After the castle, we walked to arguably the most famous site in Sintra, and definitely the one that appears on the front of all of the postcards, the Palácio Nacional da Pena (Pena National Palace). It, like the Moorish Castle, stands on top of a hill, and can be seen from Lisbon on a clear day. It’s brightly colored to say the least, and is one of the major expressions of 19th century Romanticism in the world. It’s also a UNESCO World Heritage Site, and, as if that’s not enough to get me to want to go there, one of the seven wonders of Portugal (we’d already seen two of the wonders–Bélem Tower and the Jerónimos Monastery).
After grabbing a quick snack in the little cafe in the palace, and enjoying the views for a few minutes, we explored the Palace. It started off as a chapel constructed in the middle ages after an apparition of the Virgin Mary, and later a monastery was constructed on the site. It, like the moorish castle ,was damaged in the Great Lisbon Earthquake of 1755, and remained in ruins until King Ferdinand II came around in the 1830s. From the ruins of the monastery, he created a palace to be used as the Portuguese royal family’s summer home.

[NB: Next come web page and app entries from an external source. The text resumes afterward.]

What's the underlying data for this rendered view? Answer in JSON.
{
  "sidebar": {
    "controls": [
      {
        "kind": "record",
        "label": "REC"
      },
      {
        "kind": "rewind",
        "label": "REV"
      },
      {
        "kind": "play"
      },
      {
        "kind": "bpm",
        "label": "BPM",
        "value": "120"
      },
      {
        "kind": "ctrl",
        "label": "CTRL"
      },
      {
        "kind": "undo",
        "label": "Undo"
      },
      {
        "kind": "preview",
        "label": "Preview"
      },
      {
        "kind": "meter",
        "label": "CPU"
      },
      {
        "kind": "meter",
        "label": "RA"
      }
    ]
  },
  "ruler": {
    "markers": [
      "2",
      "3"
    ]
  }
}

The last queen of Portugal, Queen Amelia, lived there until her exile, after which point it became a popular monument.
A rare non-selfie

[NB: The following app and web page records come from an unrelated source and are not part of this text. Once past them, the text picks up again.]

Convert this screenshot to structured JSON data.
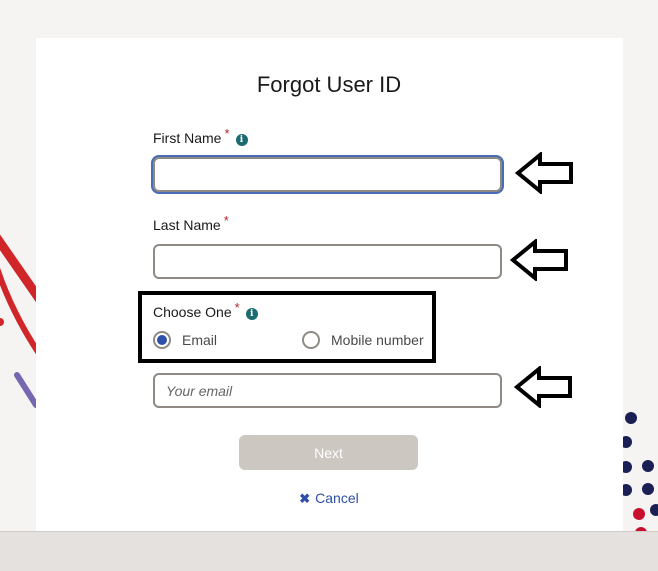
{
  "title": "Forgot User ID",
  "fields": {
    "first_name": {
      "label": "First Name",
      "required_mark": "*",
      "value": "",
      "has_info": true
    },
    "last_name": {
      "label": "Last Name",
      "required_mark": "*",
      "value": ""
    },
    "choose_one": {
      "label": "Choose One",
      "required_mark": "*",
      "options": [
        {
          "label": "Email",
          "selected": true
        },
        {
          "label": "Mobile number",
          "selected": false
        }
      ]
    },
    "email": {
      "value": "",
      "placeholder": "Your email"
    }
  },
  "icons": {
    "info": "i",
    "cancel": "✖"
  },
  "buttons": {
    "next_label": "Next",
    "cancel_label": "Cancel"
  },
  "colors": {
    "accent": "#2f4fa8",
    "required": "#b0262d",
    "info": "#1c6b72",
    "disabled_button": "#ccc7c1"
  }
}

I must admit, the outside was quite impressive and beautiful. There are clearly islamic influences, among others, in the design, and I found its bright colors beautiful and not at all garish. The inside is worth a quick walk through, but not as impressive as other palaces I’ve visited. (Perhaps that’s because the two that come to mind are Windsor Castle and Buckingham Palace, both of which serve as homes for real-live royal families to this day.)
An inner courtyard again with lots of islamic influences

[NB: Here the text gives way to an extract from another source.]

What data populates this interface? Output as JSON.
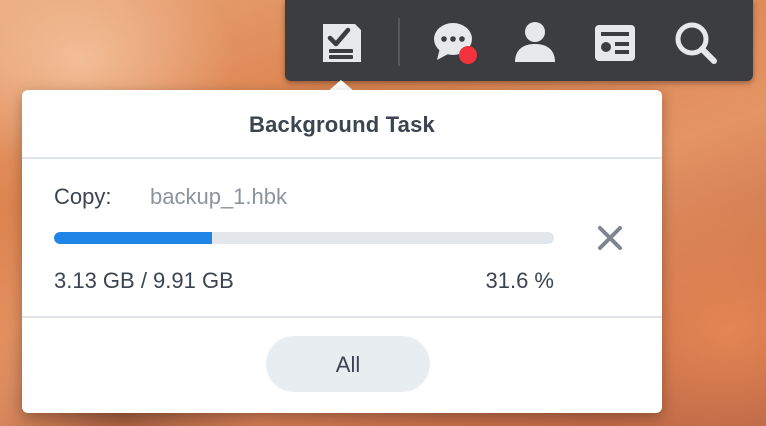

After Sintra, we took a 45 minute train back into the heart of Lisbon. We explored the Praça do Comércio for a bit, popped in a very strange but also cool free (at least the first floor was free) art museum, the Museu do Design, and then headed down the street to our lunch spot, where we ate, arguably, the best burgers we’ve ever had.
My sensible hiking attire
How pretty is this street? All the sidewalks and pedestrian zones are this beautiful cobblestone laid in a pattern
We had an awesome trip to Lisbon and Sintra. It didn’t hurt that we found the Portuguese to be among some of the nicest people we’ve encountered while traveling. We also loved low-key, ocean side vibe of Lisbon. It’s a lot smaller than the other popular tourist destinations in Europe, but has a very distinct culture and authentic feel to it that can’t be beat. We tend to enjoy the places that don’t feel as though half the population is tourists, and Lisbon feels more local than most. I could stare at the washed out tile facades of the buildings with a nice glass of vinho verde and a book all day long. The husband and I definitely want to make it back to explore more of Portugal, indulging in all the delicious food along the way. Maybe I’ll even get super adventurous and try some fish. Let’s be honest, probably not.
Love this guy and loved Lisbon